Until Twitter disrupted time shifting.

When Twitter started reaching a sizeable audience, popular interactive television shows such as Idols began promoting participation via tweets to the show. People viewing the show tweeted their likes, dislikes, views and just about anything else.

Television and Twitter came together to unite people in different geographies around the same television show at the same time. For me, this social television trend became evident when I started following what others were saying about the rugby on Twitter. (Blaming the ref reached a completely different level!)

Today, experiencing a television show — especially amongst younger viewers — with others via a tweet stream is commonplace. Hash tags and other Twitter techniques have made it easy to follow a group conversation about a show.

It seems to me as if sharing, commenting and often dissing a television show, while others are doing the same, is now trumping time shifting. I think this is due to the added fun and experience of being able to easily tweet and respond via a mobile device as the plot unfolds. (Or, as the ref becomes increasingly one-eyed!)

This is great news for television advertisers.

Twitter knows television

Twitter has recognised social television as an important trend and advertising opportunity.

The newly listed micro-blogging site now offers a variety of ways for advertisers in the USA (and soon, India) to use the platform to inject themselves into the almost live consciousness of television viewers. Not long after a show is aired.

In statements published in May and July this year Twitter announced a product called television ad targeting: “How the world experiences television has fundamentally changed. We no longer watch television as a silent participant, rather as an active voice, sharing the experience as events unfold with people across the globe,” they explained.

“Television ad targeting enables marketers to engage directly with people on Twitter who have been exposed to their ads on television. Synchronized Twitter and television ad campaigns make brand messages more engaging, interactive and measurable.”

Wow! This changes the landscape for television advertising significantly, I’m sure you’ll agree.

Twitter uses advanced video fingerprinting technology “to automatically detect when and where a brand’s commercials are running on television.” The service then tracks who tweeted about the specific show in which the commercial aired and shares this information with a brand. This means the brand can then inject itself into the conversation.

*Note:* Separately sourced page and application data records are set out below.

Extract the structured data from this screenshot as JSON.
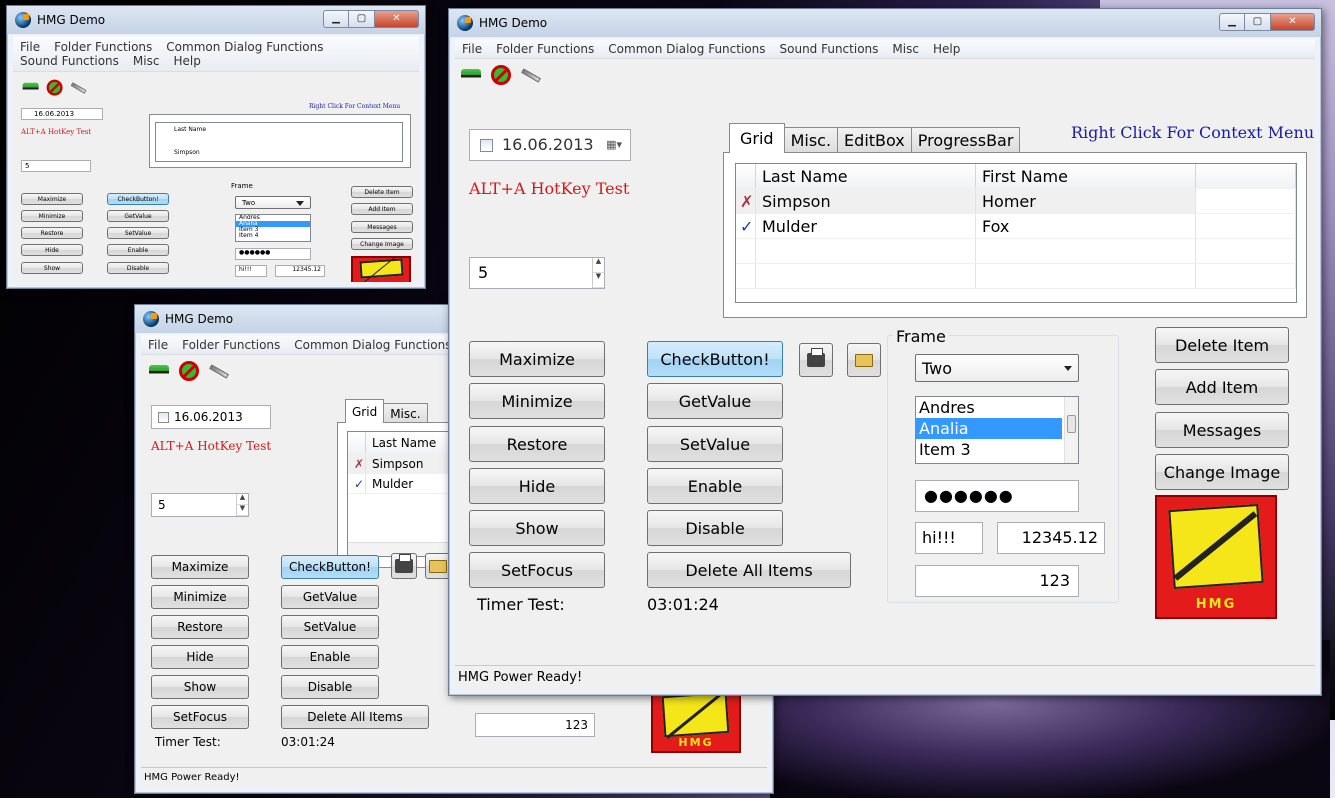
{
  "desktop": {
    "label": "HMG Demo"
  },
  "app": {
    "title": "HMG Demo",
    "menu": [
      "File",
      "Folder Functions",
      "Common Dialog Functions",
      "Sound Functions",
      "Misc",
      "Help"
    ],
    "date": "16.06.2013",
    "hotkey_label": "ALT+A HotKey Test",
    "spinner_value": "5",
    "context_hint": "Right Click For Context Menu",
    "tabs": [
      "Grid",
      "Misc.",
      "EditBox",
      "ProgressBar"
    ],
    "grid": {
      "columns": [
        "Last Name",
        "First Name"
      ],
      "rows": [
        {
          "mark": "✗",
          "last": "Simpson",
          "first": "Homer"
        },
        {
          "mark": "✓",
          "last": "Mulder",
          "first": "Fox"
        }
      ]
    },
    "buttons_left": [
      "Maximize",
      "Minimize",
      "Restore",
      "Hide",
      "Show",
      "SetFocus"
    ],
    "buttons_mid": [
      "CheckButton!",
      "GetValue",
      "SetValue",
      "Enable",
      "Disable"
    ],
    "delete_all": "Delete All Items",
    "frame_label": "Frame",
    "combo_value": "Two",
    "list_items": [
      "Andres",
      "Analia",
      "Item 3",
      "Item 4"
    ],
    "list_selected": "Analia",
    "password": "●●●●●●",
    "text_short": "hi!!!",
    "num_value": "12345.12",
    "int_value": "123",
    "buttons_right": [
      "Delete Item",
      "Add Item",
      "Messages",
      "Change Image"
    ],
    "logo_text": "HMG",
    "timer_label": "Timer Test:",
    "timer_value": "03:01:24",
    "status": "HMG Power Ready!"
  },
  "colors": {
    "accent": "#3399ff",
    "hotkey": "#d21a1a",
    "hint": "#1a1aa8"
  }
}
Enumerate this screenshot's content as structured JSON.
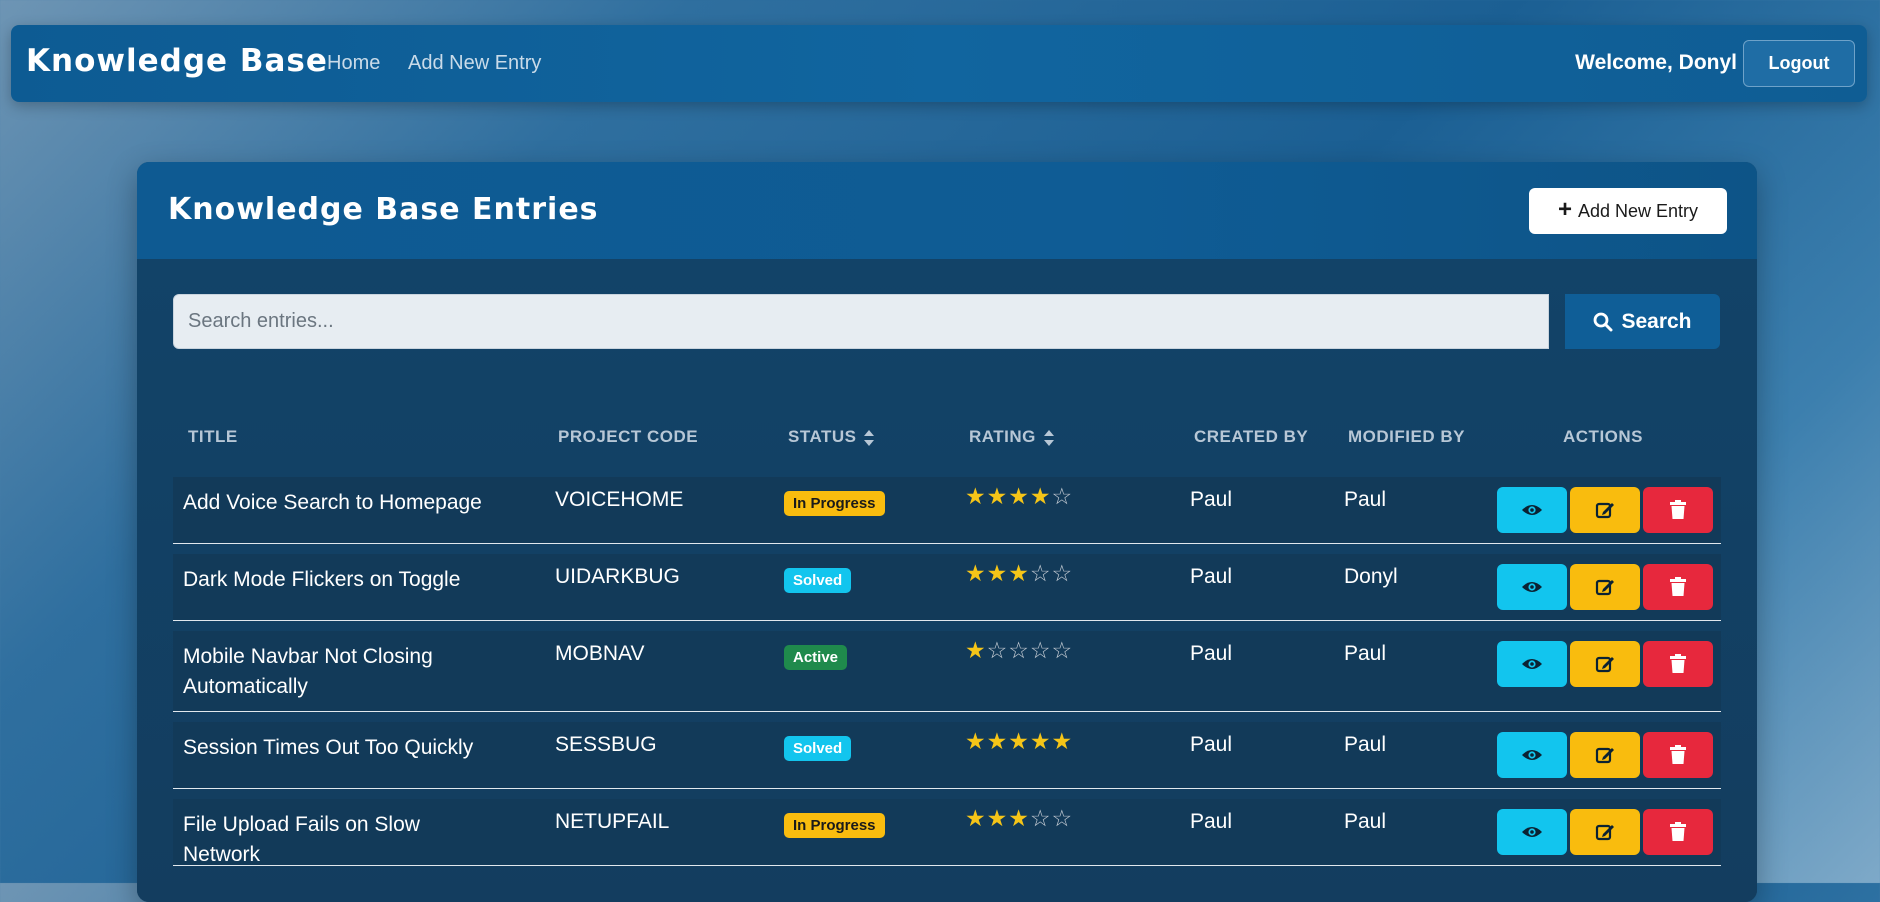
{
  "navbar": {
    "brand": "Knowledge Base",
    "links": [
      "Home",
      "Add New Entry"
    ],
    "welcome": "Welcome, Donyl",
    "logout_label": "Logout"
  },
  "page": {
    "title": "Knowledge Base Entries",
    "add_button_label": "Add New Entry",
    "search_placeholder": "Search entries...",
    "search_button_label": "Search"
  },
  "table": {
    "headers": [
      "TITLE",
      "PROJECT CODE",
      "STATUS",
      "RATING",
      "CREATED BY",
      "MODIFIED BY",
      "ACTIONS"
    ],
    "rows": [
      {
        "title": "Add Voice Search to Homepage",
        "code": "VOICEHOME",
        "status": "In Progress",
        "rating": 4,
        "created_by": "Paul",
        "modified_by": "Paul"
      },
      {
        "title": "Dark Mode Flickers on Toggle",
        "code": "UIDARKBUG",
        "status": "Solved",
        "rating": 3,
        "created_by": "Paul",
        "modified_by": "Donyl"
      },
      {
        "title": "Mobile Navbar Not Closing Automatically",
        "code": "MOBNAV",
        "status": "Active",
        "rating": 1,
        "created_by": "Paul",
        "modified_by": "Paul"
      },
      {
        "title": "Session Times Out Too Quickly",
        "code": "SESSBUG",
        "status": "Solved",
        "rating": 5,
        "created_by": "Paul",
        "modified_by": "Paul"
      },
      {
        "title": "File Upload Fails on Slow Network",
        "code": "NETUPFAIL",
        "status": "In Progress",
        "rating": 3,
        "created_by": "Paul",
        "modified_by": "Paul"
      }
    ]
  },
  "status_colors": {
    "In Progress": {
      "bg": "#f9bc0e",
      "fg": "#1a1a1a"
    },
    "Solved": {
      "bg": "#12c5ee",
      "fg": "#ffffff"
    },
    "Active": {
      "bg": "#1f8a4c",
      "fg": "#ffffff"
    }
  },
  "icons": {
    "view": "eye-icon",
    "edit": "edit-icon",
    "delete": "trash-icon",
    "search": "search-icon",
    "add": "plus-icon",
    "sort": "sort-icon"
  }
}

Twitter tested the service between May and July and announced: “In our tests with brands like Adidas, Holiday Inn Express, Jaguar and Samsung, advertisers using television ad targeting saw significant improvements to key brand metrics, such as message association and purchase intent.

“During a handful of studies, users that Twitter identified as being exposed on television and then engaged with a promoted tweet, demonstrate 95% stronger message association and 58% higher purchase intent compared to users identified as being exposed on television alone.”

Nielsen also got into bed with Twitter and now officially tracks how promoted tweets impact brand metrics with its Nielsen Brand Effect for Twitter product. The research company recently launched Nielsen SocialGuide that found a statistically relevant link exists between live television ratings and related tweets.

But what about South Africa?

Although the Twitter advertising products that make the extension of television advertising possible is really exciting, we cannot yet combine television and Twitter to the extent that American brands can. But Twitter can still amplify your television advertising significantly.

Here are my top two Twitter-plus-television tips:

  1. Use appropriate hash tags in promoted tweets during the show in which you advertise. This will assist you in also reaching consumers on the second screen. (Remember to run your hash tag in your television creative. Create your own brand content with the same hash tag, too.)
  2. Target influential television bloggers with brand content. This means injecting your brand story into the consciousness of television aficionados. (Be careful though. Only run authentic brand content that benefits television viewing. No one needs a hard-sell approach during Breaking Bad. Only use an @ tweet after due consideration. Re-tweeting can work well.)

The Synergies of New and Traditional Media

So once again new and traditional media become strange bedfellows. Who would have thought that the cutting edge of digital communication would grow the value and extend the lifespan of live TV viewership.